Well, not really. More like an argument for a little healthy skepticism when it comes to the subject of patent reform, which as pitched on blogs, in the popular media and elsewhere, really consists of proposals directed at two themes: reducing or at least discouraging the filing of patent infringement lawsuits, and restricting the ability to patent things that are not really advances at all. Now I am all for efforts to tighten the standards for patenting supposedly new discoveries, to more effectively limit patents to developments that are really innovative and not obvious, and anyone who has read my comments in this BNA article here knows I am a bit of a skeptic when it comes to the idea of broadly allowing patenting of business methods or other supposed advances that, frankly, just may not be all that unique or imaginative. And to some extent, we are already seeing a judicial response to this problem, as we see in the Supreme Court’s KSR ruling that makes it harder to maintain patents that do not reflect real innovation and advances in a particular art.

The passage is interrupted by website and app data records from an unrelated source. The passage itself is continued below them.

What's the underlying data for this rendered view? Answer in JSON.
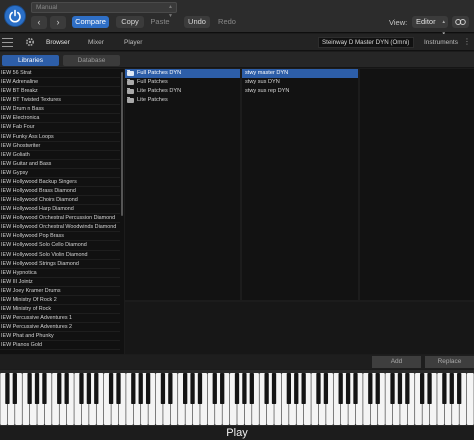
{
  "host": {
    "preset": "Manual",
    "compare_label": "Compare",
    "copy_label": "Copy",
    "paste_label": "Paste",
    "undo_label": "Undo",
    "redo_label": "Redo",
    "view_label": "View:",
    "view_value": "Editor",
    "accent_color": "#2f6fc6"
  },
  "plugin": {
    "tabs": [
      "Browser",
      "Mixer",
      "Player"
    ],
    "instrument_name": "Steinway D Master DYN (Omni)",
    "instruments_label": "Instruments"
  },
  "browser": {
    "libraries_tab": "Libraries",
    "database_tab": "Database",
    "libraries": [
      "IEW 56 Strat",
      "IEW Adrenaline",
      "IEW BT Breakz",
      "IEW BT Twisted Textures",
      "IEW Drum n Bass",
      "IEW Electronica",
      "IEW Fab Four",
      "IEW Funky Ass Loops",
      "IEW Ghostwriter",
      "IEW Goliath",
      "IEW Guitar and Bass",
      "IEW Gypsy",
      "IEW Hollywood Backup Singers",
      "IEW Hollywood Brass Diamond",
      "IEW Hollywood Choirs Diamond",
      "IEW Hollywood Harp Diamond",
      "IEW Hollywood Orchestral Percussion Diamond",
      "IEW Hollywood Orchestral Woodwinds Diamond",
      "IEW Hollywood Pop Brass",
      "IEW Hollywood Solo Cello Diamond",
      "IEW Hollywood Solo Violin Diamond",
      "IEW Hollywood Strings Diamond",
      "IEW Hypnotica",
      "IEW III Jointz",
      "IEW Joey Kramer Drums",
      "IEW Ministry Of Rock 2",
      "IEW Ministry of Rock",
      "IEW Percussive Adventures 1",
      "IEW Percussive Adventures 2",
      "IEW Phat and Phunky",
      "IEW Pianos Gold"
    ],
    "patches": [
      {
        "label": "Full Patches DYN",
        "selected": true
      },
      {
        "label": "Full Patches",
        "selected": false
      },
      {
        "label": "Lite Patches DYN",
        "selected": false
      },
      {
        "label": "Lite Patches",
        "selected": false
      }
    ],
    "presets": [
      {
        "label": "stwy master DYN",
        "selected": true
      },
      {
        "label": "stwy sus DYN",
        "selected": false
      },
      {
        "label": "stwy sus rep DYN",
        "selected": false
      }
    ],
    "add_label": "Add",
    "replace_label": "Replace"
  },
  "player": {
    "play_label": "Play"
  }
}
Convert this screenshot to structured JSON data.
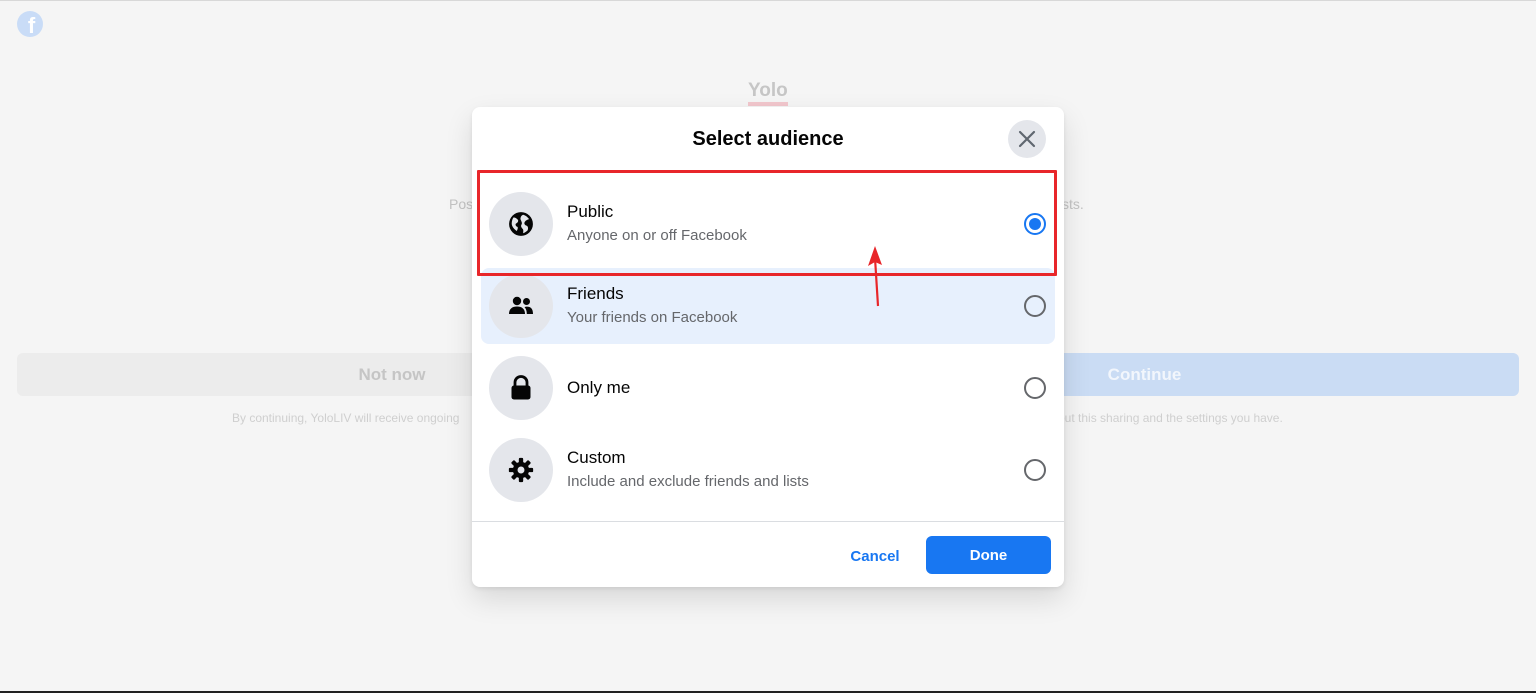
{
  "background": {
    "logo_letter": "f",
    "app_name": "Yolo",
    "description_left_fragment": "Pos",
    "description_right_fragment": "sts.",
    "not_now_label": "Not now",
    "continue_label": "Continue",
    "footer_left_fragment": "By continuing, YoloLIV will receive ongoing",
    "footer_right_fragment": "out this sharing and the settings you have."
  },
  "dialog": {
    "title": "Select audience",
    "close_icon": "close-icon",
    "options": [
      {
        "icon": "globe-icon",
        "title": "Public",
        "subtitle": "Anyone on or off Facebook",
        "selected": true
      },
      {
        "icon": "friends-icon",
        "title": "Friends",
        "subtitle": "Your friends on Facebook",
        "selected": false,
        "hovered": true
      },
      {
        "icon": "lock-icon",
        "title": "Only me",
        "subtitle": "",
        "selected": false
      },
      {
        "icon": "gear-icon",
        "title": "Custom",
        "subtitle": "Include and exclude friends and lists",
        "selected": false
      }
    ],
    "cancel_label": "Cancel",
    "done_label": "Done"
  },
  "colors": {
    "accent": "#1877f2",
    "highlight": "#e8262a",
    "hover_bg": "#e7f0fd"
  }
}
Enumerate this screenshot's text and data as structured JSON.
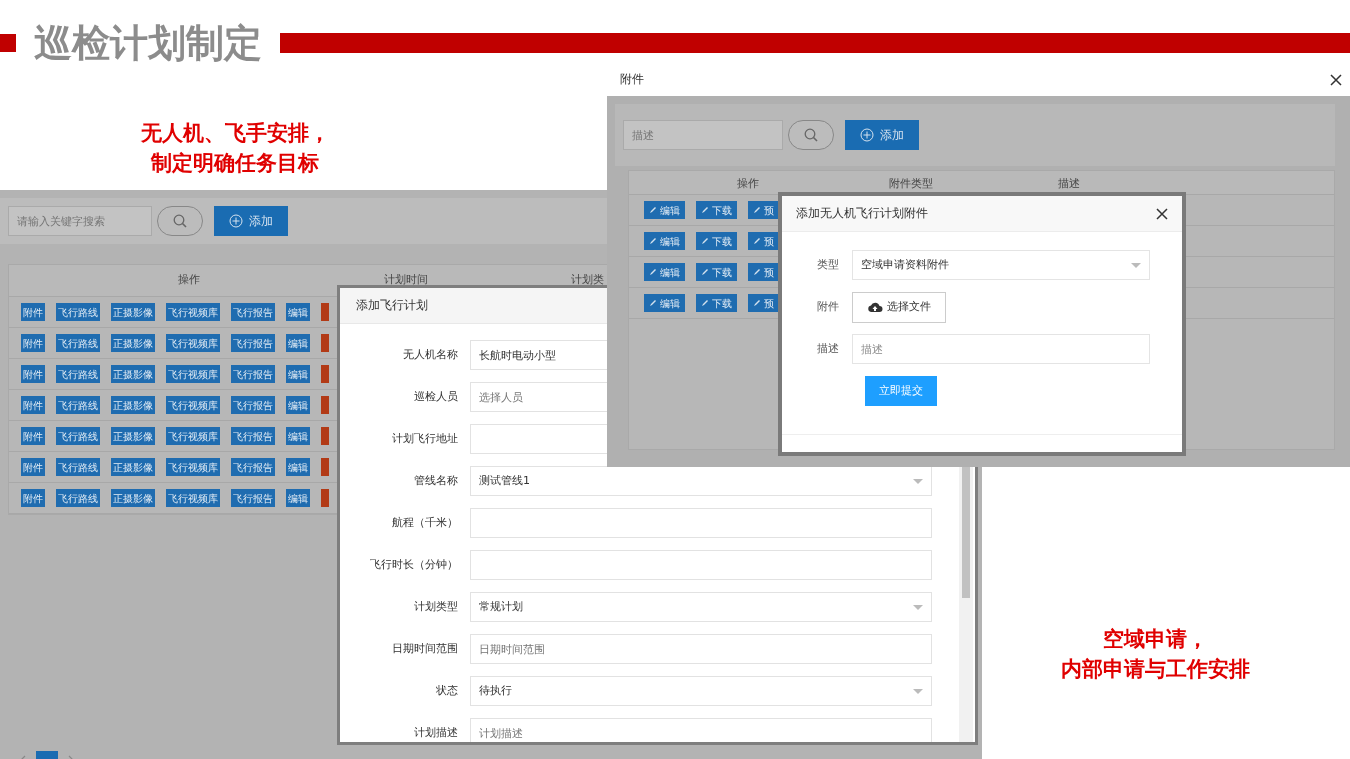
{
  "slide": {
    "title": "巡检计划制定",
    "captions": [
      {
        "lines": [
          "无人机、飞手安排，",
          "制定明确任务目标"
        ]
      },
      {
        "lines": [
          "空域申请，",
          "内部申请与工作安排"
        ]
      }
    ]
  },
  "plan_list": {
    "search": {
      "placeholder": "请输入关键字搜索"
    },
    "add_button": "添加",
    "columns": [
      "操作",
      "计划时间",
      "计划类"
    ],
    "rows": [
      {
        "actions": [
          "附件",
          "飞行路线",
          "正摄影像",
          "飞行视频库",
          "飞行报告",
          "编辑"
        ]
      },
      {
        "actions": [
          "附件",
          "飞行路线",
          "正摄影像",
          "飞行视频库",
          "飞行报告",
          "编辑"
        ]
      },
      {
        "actions": [
          "附件",
          "飞行路线",
          "正摄影像",
          "飞行视频库",
          "飞行报告",
          "编辑"
        ]
      },
      {
        "actions": [
          "附件",
          "飞行路线",
          "正摄影像",
          "飞行视频库",
          "飞行报告",
          "编辑"
        ]
      },
      {
        "actions": [
          "附件",
          "飞行路线",
          "正摄影像",
          "飞行视频库",
          "飞行报告",
          "编辑"
        ]
      },
      {
        "actions": [
          "附件",
          "飞行路线",
          "正摄影像",
          "飞行视频库",
          "飞行报告",
          "编辑"
        ]
      },
      {
        "actions": [
          "附件",
          "飞行路线",
          "正摄影像",
          "飞行视频库",
          "飞行报告",
          "编辑"
        ]
      }
    ],
    "pagination": {
      "pages": [
        {
          "selected": true
        }
      ]
    }
  },
  "flight_plan_dialog": {
    "title": "添加飞行计划",
    "fields": [
      {
        "label": "无人机名称",
        "kind": "text",
        "value": "长航时电动小型"
      },
      {
        "label": "巡检人员",
        "kind": "text",
        "placeholder": "选择人员"
      },
      {
        "label": "计划飞行地址",
        "kind": "text"
      },
      {
        "label": "管线名称",
        "kind": "select",
        "value": "测试管线1"
      },
      {
        "label": "航程（千米）",
        "kind": "text"
      },
      {
        "label": "飞行时长（分钟）",
        "kind": "text"
      },
      {
        "label": "计划类型",
        "kind": "select",
        "value": "常规计划"
      },
      {
        "label": "日期时间范围",
        "kind": "text",
        "placeholder": "日期时间范围"
      },
      {
        "label": "状态",
        "kind": "select",
        "value": "待执行"
      },
      {
        "label": "计划描述",
        "kind": "text",
        "placeholder": "计划描述"
      }
    ]
  },
  "attachment_window": {
    "title": "附件",
    "search": {
      "placeholder": "描述"
    },
    "add_button": "添加",
    "columns": [
      "操作",
      "附件类型",
      "描述"
    ],
    "rows": [
      {
        "actions": [
          "编辑",
          "下载",
          "预"
        ]
      },
      {
        "actions": [
          "编辑",
          "下载",
          "预"
        ]
      },
      {
        "actions": [
          "编辑",
          "下载",
          "预"
        ]
      },
      {
        "actions": [
          "编辑",
          "下载",
          "预"
        ]
      }
    ]
  },
  "attachment_dialog": {
    "title": "添加无人机飞行计划附件",
    "fields": [
      {
        "label": "类型",
        "kind": "select",
        "value": "空域申请资料附件"
      },
      {
        "label": "附件",
        "kind": "file",
        "button": "选择文件"
      },
      {
        "label": "描述",
        "kind": "text",
        "placeholder": "描述"
      }
    ],
    "submit": "立即提交"
  }
}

And I don’t necessarily even have a problem with pitches being made by the wealthier part of the tech industries that the patent laws be shifted to protect them against suits by inventors, or licensees, who do not manufacture but are instead simply holders of patents allegedly infringed upon by the manufacturers, such as argued for in this post here by the general counsel of Sun, although I think there should be a high bar for triggering such protections, namely proof, first, of real diligence by the alleged infringer in determining prior to manufacture whether there may be patents out there covering some aspect of the manufactured product and, second, of legitimate efforts by the manufacturer to license any such patents at fair market value.
But what we should be skeptical about is allowing some legitimate ideas for improving the patent system to be used as cover, almost as a Trojan horse, for what may well be a less legitimate goal of simply protecting large companies from smaller companies and even from lone inventors, which is what many people fear they are really hearing when someone with a vested interest in reducing patent infringement claims uses the term patent reform, and we should be very cautious when it comes to changes that reduce the incentives for the little guy or woman, even the lone tinkerer in a garage, to invent something. And the reason for this is right here, in this article about amateur inventors coming close to or bettering the best work of NASA and the large industrial companies that supply it.
Worried about jobs going overseas, about engineering and drug manufacturing going to India, about products being manufactured in China? The best defense against those events impoverishing the American economy is the kind of invention and developments of new products and ideas that the patent system encourages, and of the kind that is reflected in this article.